Spaghetti originated in Naples and were named by Antonio Viviani in the 1800s, as they looked like small pieces of string, from the Italian word "spago". Originally they measured 50cm in length however due to time and space related needs, they have been shortened until they reached their current length of 25cm.
A versatile pasta, it can be used in almost any kind of dish and with almost any thickness of sauce. However, it works best with oil- or tomato-based sauces, which are thinner and allow the sauce to cling to the pasta.
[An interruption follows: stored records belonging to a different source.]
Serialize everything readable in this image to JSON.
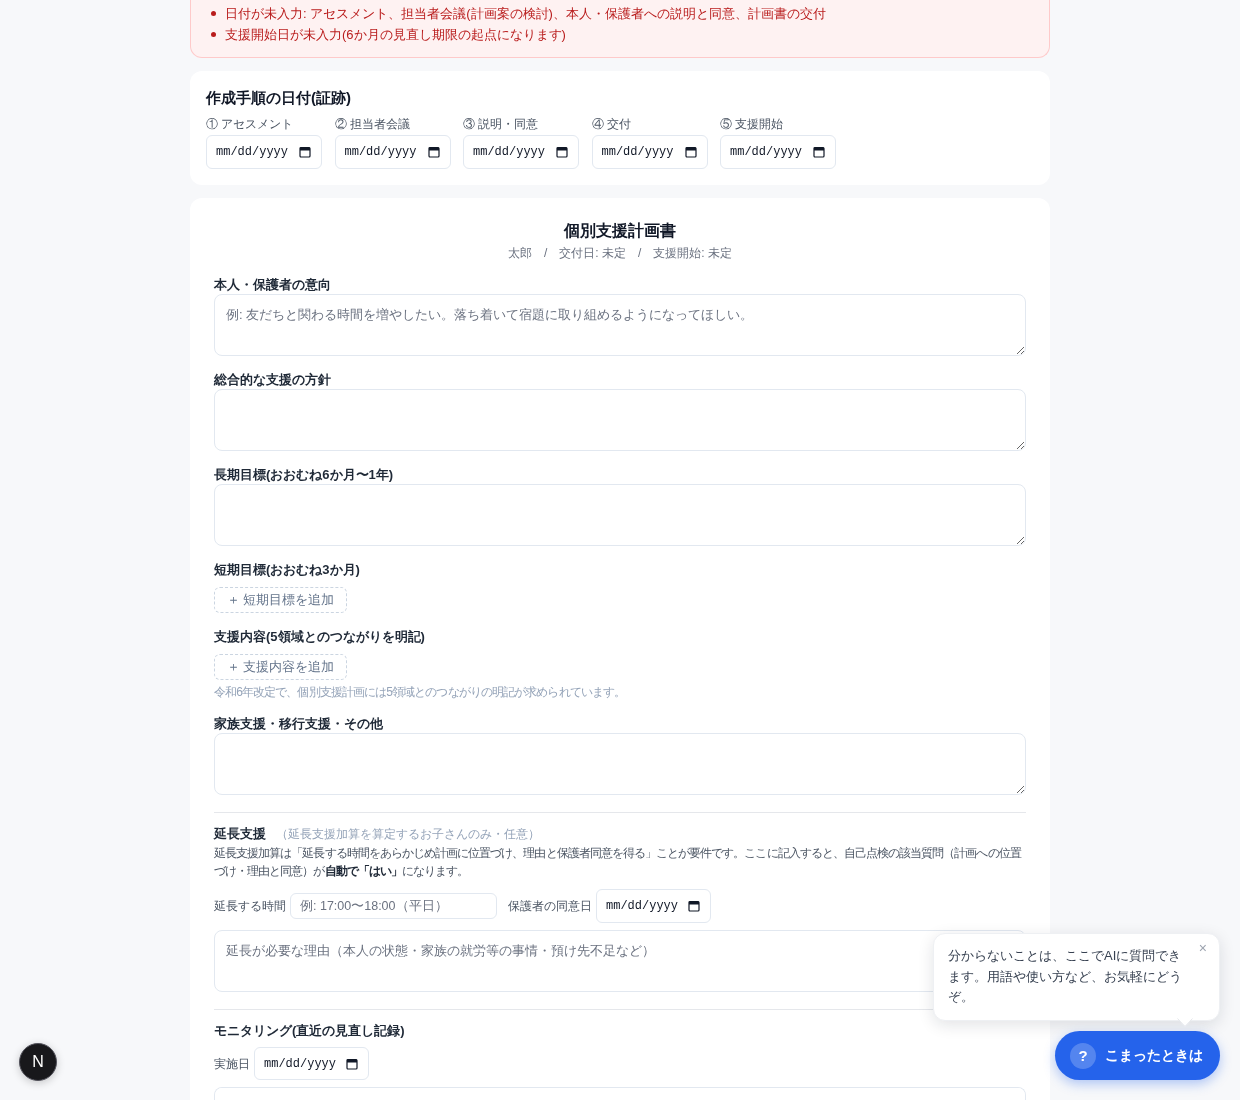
{
  "alert": {
    "items": [
      "日付が未入力: アセスメント、担当者会議(計画案の検討)、本人・保護者への説明と同意、計画書の交付",
      "支援開始日が未入力(6か月の見直し期限の起点になります)"
    ]
  },
  "process_dates": {
    "title": "作成手順の日付(証跡)",
    "fields": [
      {
        "label": "① アセスメント",
        "placeholder": "mm/dd/yyyy"
      },
      {
        "label": "② 担当者会議",
        "placeholder": "mm/dd/yyyy"
      },
      {
        "label": "③ 説明・同意",
        "placeholder": "mm/dd/yyyy"
      },
      {
        "label": "④ 交付",
        "placeholder": "mm/dd/yyyy"
      },
      {
        "label": "⑤ 支援開始",
        "placeholder": "mm/dd/yyyy"
      }
    ]
  },
  "plan": {
    "title": "個別支援計画書",
    "meta": "太郎　/　交付日: 未定　/　支援開始: 未定",
    "sections": [
      {
        "kind": "textarea",
        "label": "本人・保護者の意向",
        "placeholder": "例: 友だちと関わる時間を増やしたい。落ち着いて宿題に取り組めるようになってほしい。"
      },
      {
        "kind": "textarea",
        "label": "総合的な支援の方針"
      },
      {
        "kind": "textarea",
        "label": "長期目標(おおむね6か月〜1年)"
      },
      {
        "kind": "add_list",
        "label": "短期目標(おおむね3か月)",
        "button": "＋ 短期目標を追加"
      },
      {
        "kind": "add_list",
        "label": "支援内容(5領域とのつながりを明記)",
        "button": "＋ 支援内容を追加",
        "note": "令和6年改定で、個別支援計画には5領域とのつながりの明記が求められています。"
      },
      {
        "kind": "textarea",
        "label": "家族支援・移行支援・その他"
      },
      {
        "kind": "extension",
        "label": "延長支援",
        "note": "（延長支援加算を算定するお子さんのみ・任意）",
        "description": "延長支援加算は「延長する時間をあらかじめ計画に位置づけ、理由と保護者同意を得る」ことが要件です。ここに記入すると、自己点検の該当質問（計画への位置づけ・理由と同意）が**自動で「はい」**になります。",
        "time_label": "延長する時間",
        "time_placeholder": "例: 17:00〜18:00（平日）",
        "consent_label": "保護者の同意日",
        "consent_placeholder": "mm/dd/yyyy",
        "reason_placeholder": "延長が必要な理由（本人の状態・家族の就労等の事情・預け先不足など）"
      },
      {
        "kind": "monitoring",
        "label": "モニタリング(直近の見直し記録)",
        "date_label": "実施日",
        "date_placeholder": "mm/dd/yyyy"
      }
    ]
  },
  "help": {
    "tooltip": {
      "text": "分からないことは、ここでAIに質問できます。用語や使い方など、お気軽にどうぞ。",
      "close": "×"
    },
    "button": {
      "badge": "?",
      "label": "こまったときは"
    }
  },
  "dev_indicator": {
    "label": "N"
  }
}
The Di Gragnano range is a world leading pasta range from Naples. To be called Pasta di Gragnano, the pasta must be produced in a legally defined area in and around the Bay of Naples and it must be made by mixing durum wheat with the calcium poor water of the Monti Lattari. The dough is forced through rough bronze forms (trafilata al bronzo) and dried at low temperatures in the mountain air, helping to create this delicious pasta range.